Opposing camps garnered international media coverage as they clashed over pivotal issues including immigration and the economy.
On June 23, 2016, Europe was forever changed: 51.9 percent of British voters opted to leave the bloc, setting the U.K. on a stunning course to forgo its decades-long EU membership. Cameron stepped down upon defeat, and May was elected soon after.
Although she was initially opposed to leaving the EU, May is now tasked with leading the looming departure.
What Happens Now?
A lot remains unknown, because Brexit pulls Britain into unprecedented territory. But on Wednesday, after May invokes Article 50, the U.K. will have up to two years to negotiate its exit terms with the EU. Any changes to this timeline would require unanimous approval from union members. The U.K. will be excluded from internal EU discussions during this period.
There’s a lot at stake. Britain seems to be headed for a “hard Brexit,” meaning it will likely lose access to the European single market, which refers to the EU as one territory without internal borders.
A hard Brexit would relieve Brits from Brussels bureaucracy, but would also end their “free movement” — one of the EU’s fundamental principles that enables its citizens to work and live in other member states without obtaining a work permit.
The Brexit deal will require approval from a “qualified majority” of EU member states, and can be vetoed by the European Parliament.
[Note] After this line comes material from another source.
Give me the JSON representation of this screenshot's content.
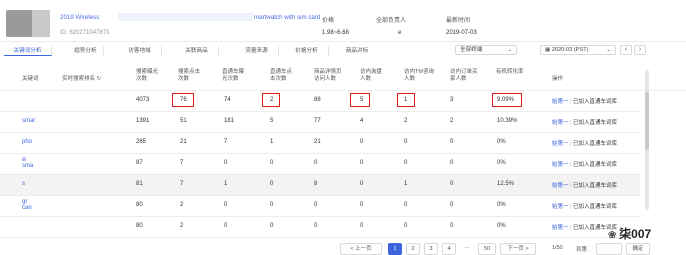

May’s government is hoping for smooth, agreeable negotiations, but EU leaders could lay out tough terms to discourage other members from leaving.
As the bargaining unfolds, Britain will have to pay any outstanding fees to the EU, fight for the evolving rights of its citizens, decide the fates of EU nationals living in the U.K., and develop a new strategy of self-governance. It will also have to recast its relationships with the bloc and the rest of the world, while trying to work out new trade deals and partnerships.
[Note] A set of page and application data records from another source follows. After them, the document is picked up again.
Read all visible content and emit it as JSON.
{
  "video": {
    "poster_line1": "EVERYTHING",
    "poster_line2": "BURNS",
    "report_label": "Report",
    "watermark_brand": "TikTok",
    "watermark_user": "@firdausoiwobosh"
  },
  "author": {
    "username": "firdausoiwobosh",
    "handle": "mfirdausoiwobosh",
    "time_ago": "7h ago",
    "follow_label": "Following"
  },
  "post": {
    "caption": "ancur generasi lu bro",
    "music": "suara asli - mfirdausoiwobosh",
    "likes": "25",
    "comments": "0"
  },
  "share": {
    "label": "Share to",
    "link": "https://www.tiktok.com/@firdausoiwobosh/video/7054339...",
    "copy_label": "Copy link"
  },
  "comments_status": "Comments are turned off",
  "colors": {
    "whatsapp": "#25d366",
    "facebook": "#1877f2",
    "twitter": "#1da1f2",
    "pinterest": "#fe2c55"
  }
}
That’s a lot to do in two years, but when the deadline comes, the U.K. is out.
Reaction In Europe And Within The U.K.
Much of the reaction to the Brexit referendum results has consisted of shock and disappointment. Remorseful pro-Brexit voters even coined the term “Regrexit” as they learned of the consequences and uncertainty to come.
Some of the fiercest opposition to Brexit is coming from within the U.K., which includes England, Wales, Northern Ireland and Scotland. In Scotland, nearly two-thirds of voters wanted to remain in the EU.
To the great ire of May and other Brexiteers, Scots are now contemplating having an independence referendum of their own. Scottish Parliament votes Tuesday to decide if there should be a plebiscite on Scotland’s separation from the U.K.
First Minister Nicola Sturgeon is driving the new referendum bid and hopes to schedule a vote before Brexit takes effect. If she wins parliamentary approval, she will then be required to seek permission from Westminster. May, however, is unlikely to grant it: she has repeatedly insisted that “now is not the time,” and Brits “should be working together, not pulling apart.”
There are also fears that Britain’s withdrawal from the EU could make the bloc less appealing to other members, and even cause it to crumble through a chain reaction of departures. Even Pope Francis recently warned that the union “risks dying” without a clear path forward.
Dutch MP Geert Wilders, a far-right leadership candidate defeated in elections earlier this month, had promised voters in the Netherlands an independence referendum if he won. Similar calls have been made in France and Germany, which are also due to have elections this year. French candidate Marine Le Pen has vowed to renegotiate her country’s terms of EU membership if elected.
As Brexit approaches, it’s impossible to know what will happen next in the U.K. and elsewhere in Europe. But as the Brits would say, now is the time to keep calm and carry on.